On May 10, 2016, Pomerantz LLP was appointed Co-Lead Counsel in a class action lawsuit against Fitbit, Inc. (“Fitbit” or the “Company”) and certain of its officers. The class action, filed in United States District Court, Northern District of California, and docketed under 16-cv-00151, is on behalf of a class consisting of all persons or entities who purchased Fitbit securities between June 18, 2015 and January 6, 2016 inclusive (the “Class Period”). This class action seeks to recover damages against Defendants for alleged violations of the federal securities laws under the Securities Exchange Act of 1934.
Fitbit manufactures and provides wearable fitness-tracking devices worldwide. The Company’s main products are wrist bands and clippable devices that purport to monitor a user’s fitness activity by tracking his/her health and fitness activities. Among the Company’s products are Fitbit Charge HR (“Charge HR”), a wireless heart rate and activity wristband, and Fitbit Surge (“Surge”), a fitness watch that consists of a GPS watch, heart rate tracker, activity tracker, and smartwatch. Fitbit Inc. sells its products primarily through retailers and distributors.
The complaint alleges that throughout the Class Period, Defendants made materially false and misleading statements regarding the Company’s business, operational and compliance policies. Specifically, defendants made false and/or misleading statements and/or failed to disclose that: (i) Fitbit’s heart rate monitoring technology was inaccurate and did not consistently deliver accurate heart rate readings during exercise; (ii) the inaccuracy of Fitbit’s heart rate monitoring technology posed serious health risks to users of Fitbit’s products; and (iii) as a result of the foregoing, Fitbit’s public statements were materially false and misleading at all relevant times.

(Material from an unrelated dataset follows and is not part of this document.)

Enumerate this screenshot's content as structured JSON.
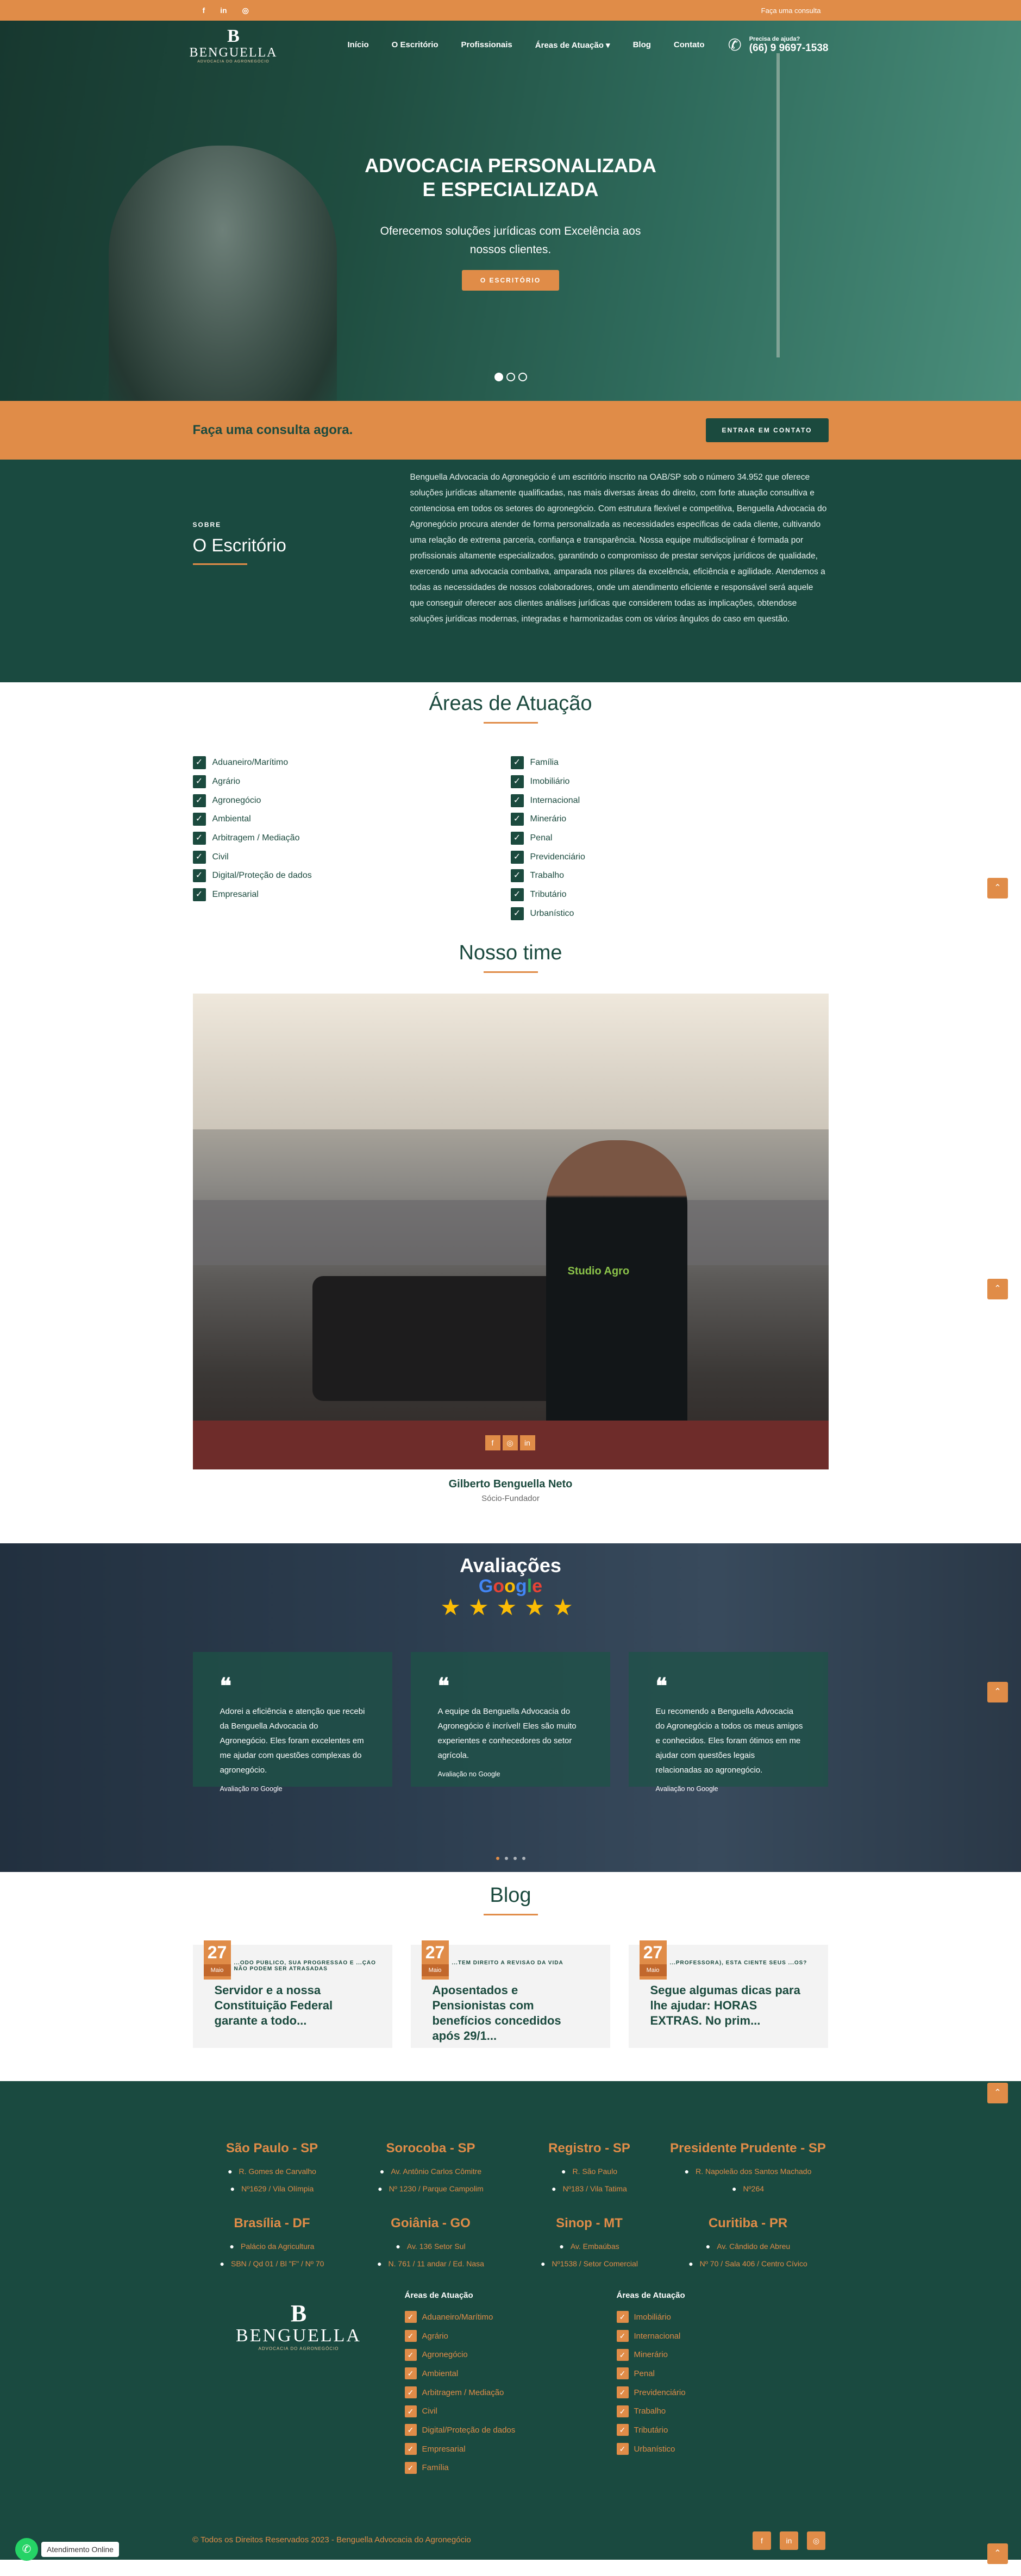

On January 6, 2016, a class action lawsuit was reported as filed against Fitbit in the U.S. District Court for the Northern District of California, alleging that the heart rate monitoring systems on the Company's Charge HR and Surge devices were dangerously inaccurate and posed serious health risks to users (McLellan et al. v. Fitbit, Inc., 3:16-cv-00036) (N.D. Cal. Jan. 5, 2016) (the “Fitbit Consumer Class Action”). The claims against Fitbit include violations of California's Unfair Competition Law and Consumers Legal Remedies Act, common law fraud, and unjust enrichment.
On this news, Fitbit’s stock fell $1.40, or 5.8%, to close at $22.90 on January 6, 2016.